When we "fall in love" with someone, we often hope that their strengths and talents will become available to us, and that we can contribute our strengths and abilities in return. ...
Like a person who knows he or she is blind, we often hook up with others who can function as "seeing-eye dogs" for us in life. When we find someone who can fill this valuable role, we tend to marry them to keep them around.
But then a very curious pattern emerges. This is the pattern I call KICKING YOUR SEEING-EYE DOG. Often, it begins very slowly, but eventually it becomes full-blown and threatens the survival of the relationship.
KICKING YOUR SEEING-EYE DOG is the pattern whereby you try to change or mold your partner into someone who thinks, feels, and acts just like you.
Instead of respecting and appreciating your partner's differences, you begin to judge them negatively for being the way they are.
Instead of keeping yourself open to what their differences have to offer you, you embark upon a foolish and futile project to change them to be the way you like.
This very common pattern makes no sense at all.
Indeed, if we were aware of it, we would stop it very quickly.
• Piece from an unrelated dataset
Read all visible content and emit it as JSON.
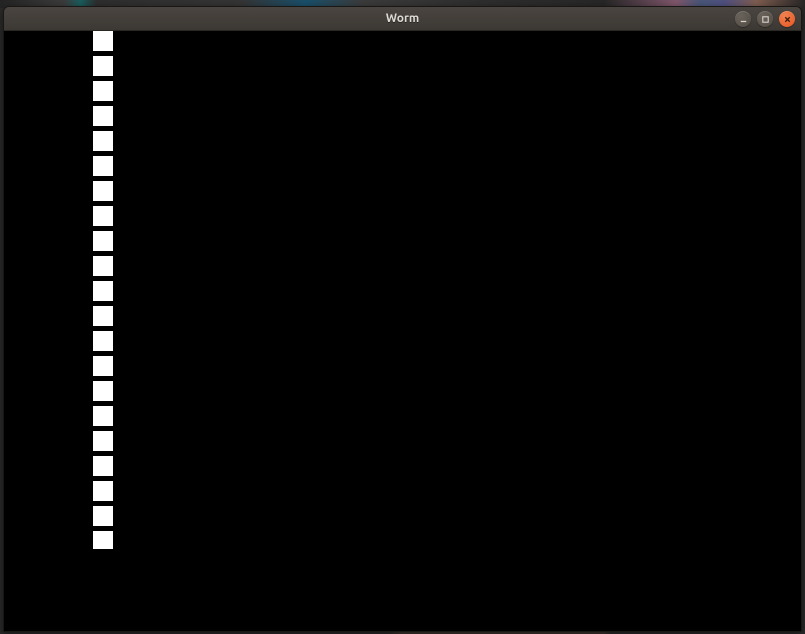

It's as though one day we recognize we are "blind," so we go out and find a seeing-eye dog to be our partner.
Then, we bring the dog home and every time it tries to pull us in a certain direction, we kick it for disturbing us. This is exactly what we do to our spouses and other loved ones. No wonder they resent us and claim, quite correctly, that we don't respect or appreciate them.